M: American blues legend Charlie Musselwhite, who collaborated with you on two award-winning albums, has commended your ability to “reinvent blues in a great way: playing modern while preserving the feel.” What made your partnership with Musselwhite so successful despite a significant generational and, in some ways, cultural gap?

BH: Charlie and I have such a strong bond and understanding of one another’s music and both share a lifelong commitment to the blues past present and future. I look forward to more collaborations with him soon.  

M: You’re noted for your musical diversity. The Innocent Criminals’ newest album,
Call It What It Is, is a genre-blending mix of blues, rock, soul and folk. What entices you to dip into these various styles, and how do you unite a record around so many different sounds?

BH: Musical eclecticism has always felt like the most direct way for me to organically convey the way I write songs. I think what unites the different styles on one body of work is my vocal and guitar as well as the writing style. 

M: The album’s opening track pays tribute to the band’s early days, with lyrics that trace the less than glamorous road you all traveled before the success of 1999’s Burn to Shine. If you could give your younger self one piece of advice, what would it be?

BH: One of many pieces of advice would be to find a way to hear yourself more clearly at all costs. Stay humble and undeserving. 

M: Which songs from Call It What It Is are you most excited to perform with your band?

BH: The title track “Call It What It Is” and “Deeper And Deeper.”

M: Your latest single captures the struggle of managing one’s mental health on a daily basis. What inspired you to write “Uneven Days” and how was the process different from some of your other solo tracks?

BH: “Uneven days” is inspired by uncertainty, longing and trying to find some way to voice a need for personal balance. The writing process was quite similar to how I always write songs on a daily basis, but the production was new in that I brought in two different outside producers on the one song, Ethan Allen and Andy Kaulkin.

M: Lastly, what is one thing you absolutely want to do in Japan when you arrive in spring?

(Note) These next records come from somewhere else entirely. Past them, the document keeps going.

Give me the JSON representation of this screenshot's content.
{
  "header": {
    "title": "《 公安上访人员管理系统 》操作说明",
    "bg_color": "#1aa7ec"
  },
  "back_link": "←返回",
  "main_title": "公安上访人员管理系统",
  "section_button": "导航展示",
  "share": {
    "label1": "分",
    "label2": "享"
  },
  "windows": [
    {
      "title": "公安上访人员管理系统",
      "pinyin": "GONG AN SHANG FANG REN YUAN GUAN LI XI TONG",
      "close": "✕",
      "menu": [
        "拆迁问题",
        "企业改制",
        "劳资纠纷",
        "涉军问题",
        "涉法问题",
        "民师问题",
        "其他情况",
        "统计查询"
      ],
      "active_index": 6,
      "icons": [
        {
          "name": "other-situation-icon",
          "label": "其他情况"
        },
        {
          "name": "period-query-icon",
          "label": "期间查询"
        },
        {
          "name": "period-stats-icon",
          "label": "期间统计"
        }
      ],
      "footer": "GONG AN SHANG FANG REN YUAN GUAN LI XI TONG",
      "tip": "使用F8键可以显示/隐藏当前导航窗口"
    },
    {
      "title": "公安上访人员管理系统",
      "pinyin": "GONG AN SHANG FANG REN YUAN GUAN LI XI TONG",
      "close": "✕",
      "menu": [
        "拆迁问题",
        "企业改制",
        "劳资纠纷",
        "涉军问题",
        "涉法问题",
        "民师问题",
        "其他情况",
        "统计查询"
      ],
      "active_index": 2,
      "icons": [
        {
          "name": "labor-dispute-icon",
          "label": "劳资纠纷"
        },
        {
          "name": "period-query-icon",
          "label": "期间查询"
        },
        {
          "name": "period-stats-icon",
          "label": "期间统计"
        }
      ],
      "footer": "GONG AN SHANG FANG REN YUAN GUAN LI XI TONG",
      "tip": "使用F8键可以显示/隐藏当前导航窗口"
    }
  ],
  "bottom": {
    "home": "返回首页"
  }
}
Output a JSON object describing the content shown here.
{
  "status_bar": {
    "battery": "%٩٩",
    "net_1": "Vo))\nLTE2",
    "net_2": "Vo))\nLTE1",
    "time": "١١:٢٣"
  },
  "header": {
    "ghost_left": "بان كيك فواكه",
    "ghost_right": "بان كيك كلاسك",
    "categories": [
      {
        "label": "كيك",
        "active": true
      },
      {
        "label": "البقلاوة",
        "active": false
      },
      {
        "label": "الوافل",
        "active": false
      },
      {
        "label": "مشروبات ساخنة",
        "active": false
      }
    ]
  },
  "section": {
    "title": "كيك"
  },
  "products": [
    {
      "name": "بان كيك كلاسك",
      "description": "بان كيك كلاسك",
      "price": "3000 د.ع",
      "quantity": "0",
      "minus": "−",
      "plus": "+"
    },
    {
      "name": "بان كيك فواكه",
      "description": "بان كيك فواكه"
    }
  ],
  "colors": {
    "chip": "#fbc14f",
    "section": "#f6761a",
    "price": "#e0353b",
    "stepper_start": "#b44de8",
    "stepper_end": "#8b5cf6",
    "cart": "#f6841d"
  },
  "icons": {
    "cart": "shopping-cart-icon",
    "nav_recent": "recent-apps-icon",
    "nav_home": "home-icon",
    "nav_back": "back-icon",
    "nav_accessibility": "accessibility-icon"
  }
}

BH: I believe I might be too early for the blooming of the cherry blossoms, but if it comes early I would love to see this.


Ben Harper And The Innocent Criminals

March 2

March 3

March 5
Toyosu PIT